It has been a while since I posted, but I am currently participating in a bird flu vaccine study that has me in an isolation unit for 12 days so I am planning lots of posts over the next several days. The study is being done by the University of Rochester and is an investigational nasal vaccine. This is the second time it has been tested on humans and so far most volunteers have not reported symptoms. Those who have had symptoms reported them to be very mild and localized (stuffy/runny nose). I received the vaccine yesterday morning and have had no symptoms at all. The reason for the isolation is that the vaccine, like many vaccines, contains weakened, yet living flu virus. By keeping us isolated, it keeps us from spreading this into the general population and causing an outbreak.

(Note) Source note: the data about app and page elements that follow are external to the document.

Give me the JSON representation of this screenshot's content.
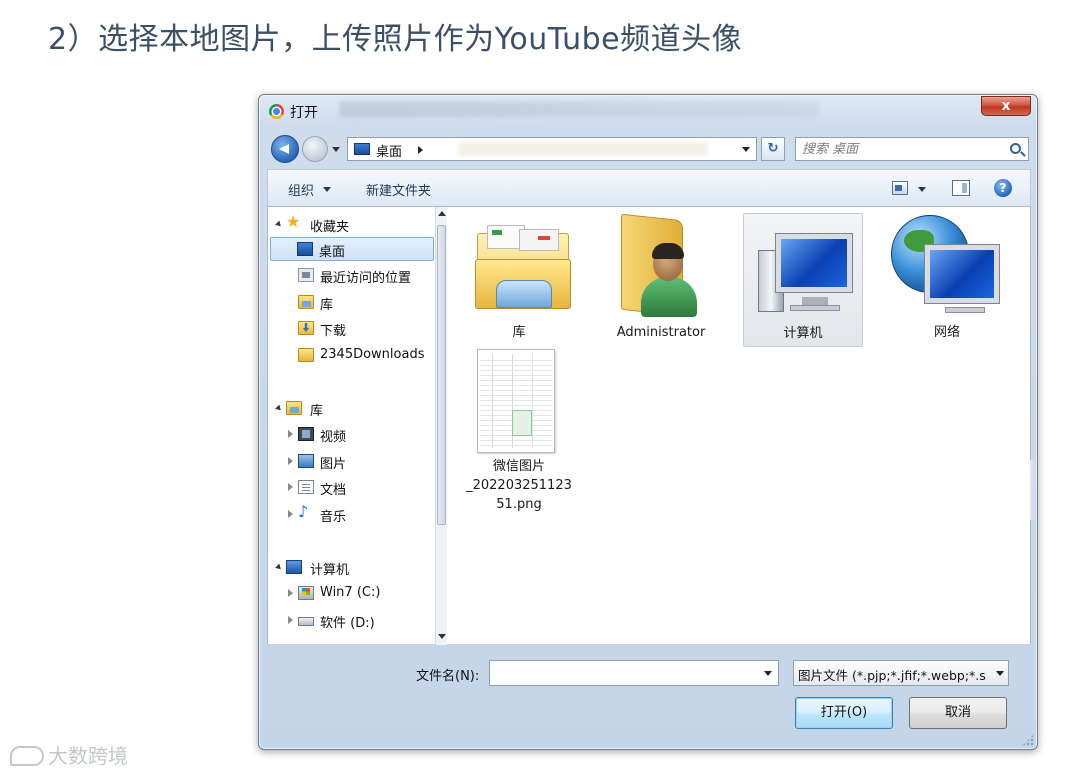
{
  "heading": "2）选择本地图片，上传照片作为YouTube频道头像",
  "window": {
    "title": "打开",
    "close_symbol": "x"
  },
  "address": {
    "location": "桌面",
    "refresh_symbol": "↻"
  },
  "search": {
    "placeholder": "搜索 桌面"
  },
  "toolbar": {
    "organize": "组织 ",
    "new_folder": "新建文件夹",
    "help_symbol": "?"
  },
  "nav": {
    "favorites": "收藏夹",
    "desktop": "桌面",
    "recent": "最近访问的位置",
    "library_fav": "库",
    "downloads": "下载",
    "download_folder": "2345Downloads",
    "libraries": "库",
    "videos": "视频",
    "pictures": "图片",
    "documents": "文档",
    "music": "音乐",
    "computer": "计算机",
    "drive_c": "Win7 (C:)",
    "drive_d": "软件 (D:)"
  },
  "items": {
    "library": "库",
    "administrator": "Administrator",
    "computer": "计算机",
    "network": "网络",
    "image_line1": "微信图片",
    "image_line2": "_202203251123",
    "image_line3": "51.png"
  },
  "footer": {
    "filename_label": "文件名(N):",
    "filename_value": "",
    "filetype": "图片文件 (*.pjp;*.jfif;*.webp;*.s",
    "open_button": "打开(O)",
    "cancel_button": "取消"
  },
  "watermark": "大数跨境",
  "colors": {
    "heading": "#3b4f66",
    "accent": "#2864b8",
    "close": "#c0351f"
  }
}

The isolation itself is not terrible. Obviously, I have Wi-Fi and I planned ahead and brought lots of stuff to do with me. The food is hit or miss, sometimes it is great and other times it is terrible. I planned ahead for that too and brought a bottle of Red Hot and some sea salt with me so I am able to doctor up the not so great food and make it much more palatable. Plus, we set up the home computer and the laptop with Skype so the kids and I can at least see each other during this time.
I am sure some of you are asking yourselves why in the world would someone volunteer for this. I wish I could give you a noble answer and say I am doing it for the greater good of mankind, but that would be an outright lie. The truth is, I am not a fan of flu vaccines for those who are not at high risk. My family and I do not routinely get any flu vaccines at all. I do take comfort in knowing that if there is a massive outbreak of bird flu in the near future, that I will be one of only a few people vaccinated and therefore able to truly assist my community. However, the real reason I am doing this is that the pay was phenomenal and with my dear husband recently losing his job, we really need the money. I have also educated myself on medical research over the years and I know that while the medications are investigational, they are generally pretty safe. In fact, my husband participated in one a few years ago that was for high blood pressure medication. By the end of the study, his blood pressure was back in a normal range and his frequent nose bleeds had stopped. Eight years later, things are still the same for him.

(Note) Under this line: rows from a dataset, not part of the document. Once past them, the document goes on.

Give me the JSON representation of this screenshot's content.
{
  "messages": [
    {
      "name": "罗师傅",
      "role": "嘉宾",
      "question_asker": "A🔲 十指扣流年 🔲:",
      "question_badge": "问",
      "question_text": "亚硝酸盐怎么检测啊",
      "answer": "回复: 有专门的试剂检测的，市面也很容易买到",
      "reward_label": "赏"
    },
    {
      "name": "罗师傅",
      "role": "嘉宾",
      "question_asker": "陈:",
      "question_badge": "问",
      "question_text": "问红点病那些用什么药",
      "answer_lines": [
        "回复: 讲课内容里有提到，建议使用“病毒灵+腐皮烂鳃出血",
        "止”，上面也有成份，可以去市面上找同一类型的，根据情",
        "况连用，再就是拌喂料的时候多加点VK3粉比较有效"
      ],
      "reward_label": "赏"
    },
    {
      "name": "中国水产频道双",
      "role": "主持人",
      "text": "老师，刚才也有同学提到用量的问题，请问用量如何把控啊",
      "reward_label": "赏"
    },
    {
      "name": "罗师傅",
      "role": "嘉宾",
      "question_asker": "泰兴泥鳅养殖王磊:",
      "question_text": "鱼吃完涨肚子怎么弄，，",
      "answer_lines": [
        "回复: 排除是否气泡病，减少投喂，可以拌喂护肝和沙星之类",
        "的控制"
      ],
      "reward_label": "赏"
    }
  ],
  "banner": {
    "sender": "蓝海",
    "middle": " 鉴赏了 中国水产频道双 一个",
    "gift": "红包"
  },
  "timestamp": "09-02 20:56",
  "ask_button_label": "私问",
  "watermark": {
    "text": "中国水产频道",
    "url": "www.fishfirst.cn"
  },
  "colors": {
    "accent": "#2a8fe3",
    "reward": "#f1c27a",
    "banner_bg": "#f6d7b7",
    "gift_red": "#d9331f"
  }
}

If you have ever considered participating in medical research studies, I encourage you to look into them. Some do require you take an investigational medication, some you may get the medicine or you may get a placebo, and some are simply a matter of donating your blood for study. My kids and I are also currently participating in a family flu study where twice a year we go and have a vial of blood drawn. We also record any flu symptoms during flu season and if one of us has flu symptoms, we go in for a nasal and throat culture. There is no requirement to get the flu shot and no medications are given through the study. The best part is that each time we go in, each child receives a $25 Toys R' Us gift card and I get a $25 check. Plus the past two years, they have also given me a $30 Wegman's gift card during our spring visit. With 4 kids, that equals over $200 in Toys R' Us gift cards each year for doing nothing more than giving a little blood.